The 2006-07 annual report from Rights & Democracy notes that “While women are on the frontlines of defending rights…[they] often face intimidation and harassment, death threats, torture and mistreatment, including sexual violence (rape) or gender crimes.”
The report adds that “because they defy social, religious and cultural norms of femininity and the role assigned to them, they are subject to prejudice, social exclusion and public repudiation by state and non-state actors, including members of their own community and family.”
But it says that despite all the obstacles, “women activists make an exceptional contribution to the promotion and defence of human rights,” adding that “women’s rights defenders and activists…fight every day for the protection and defence of their rights, for justice and to put an end to impunity.”
The report, released in early September, also covers the rights of indigenous peoples and the globalization of human rights.
Also just released from the same organization is the report “Human Rights Impact Assessment for Foreign Investment Projects: Learning from Community Experiences in the Philippines, Tibet, Democratic Republic of Congo, Argentina and Peru”.
The report offers the results of a three-year research project. For example, in Peru researchers studied Doe Run Peru S.R.L., a company that had purchased the state-owned smelter complex at La Oroya in the Andes Mountains.
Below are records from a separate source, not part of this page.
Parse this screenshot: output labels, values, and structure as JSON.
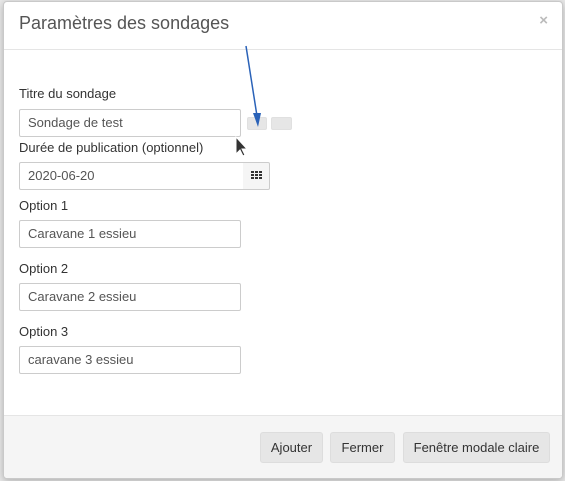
{
  "modal": {
    "title": "Paramètres des sondages",
    "close_symbol": "×"
  },
  "form": {
    "title_label": "Titre du sondage",
    "title_value": "Sondage de test",
    "duration_label": "Durée de publication (optionnel)",
    "duration_value": "2020-06-20",
    "options": [
      {
        "label": "Option 1",
        "value": "Caravane 1 essieu"
      },
      {
        "label": "Option 2",
        "value": "Caravane 2 essieu"
      },
      {
        "label": "Option 3",
        "value": "caravane 3 essieu"
      }
    ]
  },
  "footer": {
    "add_label": "Ajouter",
    "close_label": "Fermer",
    "light_modal_label": "Fenêtre modale claire"
  },
  "icons": {
    "calendar": "calendar-icon",
    "close": "close-icon",
    "cursor": "mouse-cursor-icon",
    "arrow": "annotation-arrow"
  },
  "colors": {
    "annotation_arrow": "#2a62b8",
    "footer_bg": "#f5f5f5",
    "button_bg": "#e6e6e6"
  }
}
The complex has been producing copper, lead, zinc, silver and gold since 1922. It has also produced what the report calls “a toxic cocktail of pollutants.”
“In 2006, La Oroya was named one of the 10 most polluted areas in the world,” says the report. Researchers found that the way the complex is being run, “and the failure of the state to take appropriate steps, have had a negative impact on the ability of the people of La Oroya, especially women, to enjoy their human rights.”
Rights & Democracy is “an international centre for human rights and democratic development” created by an act of Parliament.